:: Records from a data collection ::
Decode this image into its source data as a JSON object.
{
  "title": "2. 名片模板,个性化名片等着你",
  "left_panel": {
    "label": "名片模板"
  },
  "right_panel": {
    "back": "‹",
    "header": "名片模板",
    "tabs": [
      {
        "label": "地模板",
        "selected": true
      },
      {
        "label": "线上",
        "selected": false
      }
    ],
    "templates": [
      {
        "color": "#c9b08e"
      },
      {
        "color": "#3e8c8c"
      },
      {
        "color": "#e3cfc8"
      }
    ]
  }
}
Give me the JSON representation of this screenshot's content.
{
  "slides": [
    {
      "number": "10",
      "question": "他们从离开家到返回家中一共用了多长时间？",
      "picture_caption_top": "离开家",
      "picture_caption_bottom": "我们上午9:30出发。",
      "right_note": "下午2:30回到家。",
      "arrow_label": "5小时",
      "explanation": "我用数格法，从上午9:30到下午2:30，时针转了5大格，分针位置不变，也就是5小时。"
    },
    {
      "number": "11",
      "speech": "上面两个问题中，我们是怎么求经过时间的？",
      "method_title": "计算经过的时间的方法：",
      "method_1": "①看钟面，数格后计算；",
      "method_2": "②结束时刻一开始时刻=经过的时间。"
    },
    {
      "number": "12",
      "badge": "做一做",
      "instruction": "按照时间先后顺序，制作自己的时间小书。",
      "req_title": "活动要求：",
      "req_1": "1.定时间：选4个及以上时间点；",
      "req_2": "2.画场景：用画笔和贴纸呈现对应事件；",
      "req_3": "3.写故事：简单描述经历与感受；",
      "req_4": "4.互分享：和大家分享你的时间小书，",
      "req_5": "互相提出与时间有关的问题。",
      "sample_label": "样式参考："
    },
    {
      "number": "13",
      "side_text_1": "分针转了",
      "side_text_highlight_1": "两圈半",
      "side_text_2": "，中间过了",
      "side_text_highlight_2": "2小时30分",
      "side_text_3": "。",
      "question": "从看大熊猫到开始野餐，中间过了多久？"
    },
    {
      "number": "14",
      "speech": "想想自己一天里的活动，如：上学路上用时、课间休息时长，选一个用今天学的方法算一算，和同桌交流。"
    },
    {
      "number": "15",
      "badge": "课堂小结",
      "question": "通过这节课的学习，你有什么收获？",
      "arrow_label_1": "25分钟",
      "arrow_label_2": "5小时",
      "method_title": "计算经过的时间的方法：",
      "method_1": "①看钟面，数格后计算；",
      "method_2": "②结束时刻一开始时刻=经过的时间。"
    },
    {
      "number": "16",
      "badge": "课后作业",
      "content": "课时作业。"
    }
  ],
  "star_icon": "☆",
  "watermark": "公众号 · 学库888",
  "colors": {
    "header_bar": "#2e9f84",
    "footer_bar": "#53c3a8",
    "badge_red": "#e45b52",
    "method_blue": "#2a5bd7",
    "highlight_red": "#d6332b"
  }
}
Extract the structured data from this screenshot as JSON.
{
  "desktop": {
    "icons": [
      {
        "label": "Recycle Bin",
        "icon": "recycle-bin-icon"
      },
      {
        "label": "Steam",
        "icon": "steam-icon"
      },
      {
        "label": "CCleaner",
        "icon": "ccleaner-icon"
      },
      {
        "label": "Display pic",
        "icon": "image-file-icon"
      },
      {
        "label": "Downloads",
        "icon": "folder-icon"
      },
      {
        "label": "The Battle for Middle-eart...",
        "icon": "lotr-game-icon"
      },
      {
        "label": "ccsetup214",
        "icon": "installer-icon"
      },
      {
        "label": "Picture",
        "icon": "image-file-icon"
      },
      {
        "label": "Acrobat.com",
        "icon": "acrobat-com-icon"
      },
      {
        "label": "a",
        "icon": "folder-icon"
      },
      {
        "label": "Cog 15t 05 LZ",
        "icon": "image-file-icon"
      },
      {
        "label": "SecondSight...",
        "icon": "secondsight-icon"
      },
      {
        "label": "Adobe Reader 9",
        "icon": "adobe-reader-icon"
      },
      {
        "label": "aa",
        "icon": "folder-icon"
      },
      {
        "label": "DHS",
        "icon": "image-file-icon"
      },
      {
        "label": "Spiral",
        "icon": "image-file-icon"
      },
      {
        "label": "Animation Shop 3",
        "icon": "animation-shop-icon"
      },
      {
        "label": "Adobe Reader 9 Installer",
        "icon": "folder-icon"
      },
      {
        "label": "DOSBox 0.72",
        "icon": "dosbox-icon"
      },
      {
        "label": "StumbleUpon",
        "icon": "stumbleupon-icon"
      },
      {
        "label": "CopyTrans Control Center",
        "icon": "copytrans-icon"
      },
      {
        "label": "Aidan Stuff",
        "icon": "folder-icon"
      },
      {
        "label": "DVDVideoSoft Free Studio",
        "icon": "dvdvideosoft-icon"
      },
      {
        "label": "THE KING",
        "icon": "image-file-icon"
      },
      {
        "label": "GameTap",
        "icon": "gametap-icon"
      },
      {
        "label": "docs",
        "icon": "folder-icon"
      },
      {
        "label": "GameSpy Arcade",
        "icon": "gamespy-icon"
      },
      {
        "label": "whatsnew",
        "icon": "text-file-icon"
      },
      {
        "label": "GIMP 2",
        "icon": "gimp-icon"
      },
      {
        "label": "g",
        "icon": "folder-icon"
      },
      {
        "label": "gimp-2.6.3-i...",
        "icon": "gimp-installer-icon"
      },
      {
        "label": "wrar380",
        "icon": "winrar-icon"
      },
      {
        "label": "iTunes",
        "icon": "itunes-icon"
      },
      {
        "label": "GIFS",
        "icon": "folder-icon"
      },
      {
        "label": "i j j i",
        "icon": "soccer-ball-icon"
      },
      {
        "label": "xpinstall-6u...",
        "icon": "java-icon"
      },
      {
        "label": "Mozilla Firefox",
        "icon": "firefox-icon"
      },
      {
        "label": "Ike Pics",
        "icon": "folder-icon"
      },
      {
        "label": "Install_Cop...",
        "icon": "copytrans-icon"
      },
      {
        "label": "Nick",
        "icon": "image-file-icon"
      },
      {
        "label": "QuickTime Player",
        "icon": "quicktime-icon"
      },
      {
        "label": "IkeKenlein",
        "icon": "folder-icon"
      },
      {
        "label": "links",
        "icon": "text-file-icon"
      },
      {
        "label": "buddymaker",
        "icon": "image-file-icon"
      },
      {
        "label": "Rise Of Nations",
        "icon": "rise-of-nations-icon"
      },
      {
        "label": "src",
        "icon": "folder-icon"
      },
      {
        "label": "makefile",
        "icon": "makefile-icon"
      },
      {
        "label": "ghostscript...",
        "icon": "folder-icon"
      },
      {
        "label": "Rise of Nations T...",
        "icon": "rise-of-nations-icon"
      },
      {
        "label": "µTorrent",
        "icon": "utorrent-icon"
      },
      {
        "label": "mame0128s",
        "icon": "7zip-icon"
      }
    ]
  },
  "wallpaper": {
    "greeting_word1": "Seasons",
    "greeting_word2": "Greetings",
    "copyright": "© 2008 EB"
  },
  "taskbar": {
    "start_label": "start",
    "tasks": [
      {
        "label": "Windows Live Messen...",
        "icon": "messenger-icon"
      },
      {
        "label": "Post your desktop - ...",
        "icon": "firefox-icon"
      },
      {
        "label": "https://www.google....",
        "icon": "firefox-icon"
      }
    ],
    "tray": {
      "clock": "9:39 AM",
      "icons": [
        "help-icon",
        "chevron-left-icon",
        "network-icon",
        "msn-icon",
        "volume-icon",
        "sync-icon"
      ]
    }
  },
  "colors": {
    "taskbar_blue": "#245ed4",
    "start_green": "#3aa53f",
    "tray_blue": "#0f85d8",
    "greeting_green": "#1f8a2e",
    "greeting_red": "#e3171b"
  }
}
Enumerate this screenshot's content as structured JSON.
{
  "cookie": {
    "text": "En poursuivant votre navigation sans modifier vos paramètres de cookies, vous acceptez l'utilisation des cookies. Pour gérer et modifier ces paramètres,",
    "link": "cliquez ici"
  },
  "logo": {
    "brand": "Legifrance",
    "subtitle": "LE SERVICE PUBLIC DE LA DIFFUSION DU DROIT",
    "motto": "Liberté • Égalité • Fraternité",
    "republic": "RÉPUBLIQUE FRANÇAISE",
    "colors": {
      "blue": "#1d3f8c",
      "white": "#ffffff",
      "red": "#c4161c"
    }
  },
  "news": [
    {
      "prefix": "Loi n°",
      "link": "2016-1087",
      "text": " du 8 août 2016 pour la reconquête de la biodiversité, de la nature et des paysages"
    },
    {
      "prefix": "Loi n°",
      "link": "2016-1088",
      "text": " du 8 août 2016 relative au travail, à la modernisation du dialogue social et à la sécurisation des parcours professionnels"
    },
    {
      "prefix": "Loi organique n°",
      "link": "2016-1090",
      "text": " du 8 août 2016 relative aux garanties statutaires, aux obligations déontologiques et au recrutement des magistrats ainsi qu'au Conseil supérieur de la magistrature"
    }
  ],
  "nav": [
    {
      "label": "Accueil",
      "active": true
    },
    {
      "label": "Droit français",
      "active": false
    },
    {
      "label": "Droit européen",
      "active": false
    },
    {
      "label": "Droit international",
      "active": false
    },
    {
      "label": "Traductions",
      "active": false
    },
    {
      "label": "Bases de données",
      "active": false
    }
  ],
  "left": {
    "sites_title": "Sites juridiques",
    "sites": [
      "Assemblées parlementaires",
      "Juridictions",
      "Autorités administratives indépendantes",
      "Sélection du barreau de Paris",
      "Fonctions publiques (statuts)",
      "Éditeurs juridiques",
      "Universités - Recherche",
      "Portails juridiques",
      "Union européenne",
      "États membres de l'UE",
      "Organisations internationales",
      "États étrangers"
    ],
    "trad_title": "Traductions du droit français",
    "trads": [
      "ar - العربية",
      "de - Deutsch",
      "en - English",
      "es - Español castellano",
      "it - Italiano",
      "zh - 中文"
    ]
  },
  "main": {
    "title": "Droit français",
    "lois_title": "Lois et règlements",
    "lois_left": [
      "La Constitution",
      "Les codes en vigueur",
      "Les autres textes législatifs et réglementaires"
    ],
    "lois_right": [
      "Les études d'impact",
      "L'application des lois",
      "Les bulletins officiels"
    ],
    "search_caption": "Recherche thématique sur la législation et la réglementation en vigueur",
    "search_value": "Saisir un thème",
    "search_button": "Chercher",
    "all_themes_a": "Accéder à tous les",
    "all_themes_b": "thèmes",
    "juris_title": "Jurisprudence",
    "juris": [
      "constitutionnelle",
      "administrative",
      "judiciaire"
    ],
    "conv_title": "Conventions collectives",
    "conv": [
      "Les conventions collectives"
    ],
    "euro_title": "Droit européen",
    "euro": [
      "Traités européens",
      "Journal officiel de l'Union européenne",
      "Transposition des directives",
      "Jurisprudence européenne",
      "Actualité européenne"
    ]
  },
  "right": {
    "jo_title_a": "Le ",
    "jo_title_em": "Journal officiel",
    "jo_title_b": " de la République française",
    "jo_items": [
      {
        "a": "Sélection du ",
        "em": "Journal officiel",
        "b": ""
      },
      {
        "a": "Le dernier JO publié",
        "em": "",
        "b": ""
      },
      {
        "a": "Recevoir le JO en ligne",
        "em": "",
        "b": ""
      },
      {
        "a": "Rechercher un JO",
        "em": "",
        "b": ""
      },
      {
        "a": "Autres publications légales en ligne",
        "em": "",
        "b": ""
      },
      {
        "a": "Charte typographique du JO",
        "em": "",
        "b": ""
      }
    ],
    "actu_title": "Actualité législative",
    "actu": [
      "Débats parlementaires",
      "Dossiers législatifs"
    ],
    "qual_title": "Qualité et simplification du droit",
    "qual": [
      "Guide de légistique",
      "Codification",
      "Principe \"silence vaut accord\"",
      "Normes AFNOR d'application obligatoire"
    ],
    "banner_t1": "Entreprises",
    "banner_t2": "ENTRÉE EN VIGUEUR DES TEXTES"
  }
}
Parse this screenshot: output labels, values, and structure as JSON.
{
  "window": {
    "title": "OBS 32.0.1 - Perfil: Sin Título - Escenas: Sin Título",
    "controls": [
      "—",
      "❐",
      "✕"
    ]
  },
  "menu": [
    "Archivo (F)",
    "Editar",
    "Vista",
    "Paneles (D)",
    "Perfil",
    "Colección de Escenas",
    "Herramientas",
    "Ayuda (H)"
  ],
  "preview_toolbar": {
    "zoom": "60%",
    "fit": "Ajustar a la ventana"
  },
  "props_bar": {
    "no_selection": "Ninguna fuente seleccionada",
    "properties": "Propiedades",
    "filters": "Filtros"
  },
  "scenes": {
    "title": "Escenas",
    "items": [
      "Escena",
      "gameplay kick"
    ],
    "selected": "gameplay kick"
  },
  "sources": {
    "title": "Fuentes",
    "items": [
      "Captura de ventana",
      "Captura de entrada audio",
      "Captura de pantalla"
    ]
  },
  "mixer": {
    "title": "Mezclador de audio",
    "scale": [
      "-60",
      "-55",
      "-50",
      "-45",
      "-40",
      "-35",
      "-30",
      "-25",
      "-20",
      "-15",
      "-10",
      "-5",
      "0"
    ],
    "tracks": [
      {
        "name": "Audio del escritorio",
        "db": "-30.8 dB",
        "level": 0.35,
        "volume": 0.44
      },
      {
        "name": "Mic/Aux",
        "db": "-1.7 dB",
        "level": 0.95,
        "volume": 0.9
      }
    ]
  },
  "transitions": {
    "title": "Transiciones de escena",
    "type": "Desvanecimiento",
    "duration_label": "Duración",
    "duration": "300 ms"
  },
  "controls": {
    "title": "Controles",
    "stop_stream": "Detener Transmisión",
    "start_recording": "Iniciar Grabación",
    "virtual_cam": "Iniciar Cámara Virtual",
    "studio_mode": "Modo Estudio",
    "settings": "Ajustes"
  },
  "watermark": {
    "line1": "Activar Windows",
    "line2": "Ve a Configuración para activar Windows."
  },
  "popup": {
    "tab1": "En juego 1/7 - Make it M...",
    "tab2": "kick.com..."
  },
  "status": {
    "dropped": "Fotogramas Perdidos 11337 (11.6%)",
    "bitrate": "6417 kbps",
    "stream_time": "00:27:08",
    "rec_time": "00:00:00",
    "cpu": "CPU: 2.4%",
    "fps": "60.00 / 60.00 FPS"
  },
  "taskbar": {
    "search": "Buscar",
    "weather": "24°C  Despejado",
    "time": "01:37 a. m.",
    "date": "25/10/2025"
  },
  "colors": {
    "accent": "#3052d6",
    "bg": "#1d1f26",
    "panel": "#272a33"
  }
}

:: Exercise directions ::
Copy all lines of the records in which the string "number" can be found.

:: Solution for this exercise ::
      "number": "10",
      "number": "11",
      "number": "12",
      "number": "13",
      "number": "14",
      "number": "15",
      "number": "16",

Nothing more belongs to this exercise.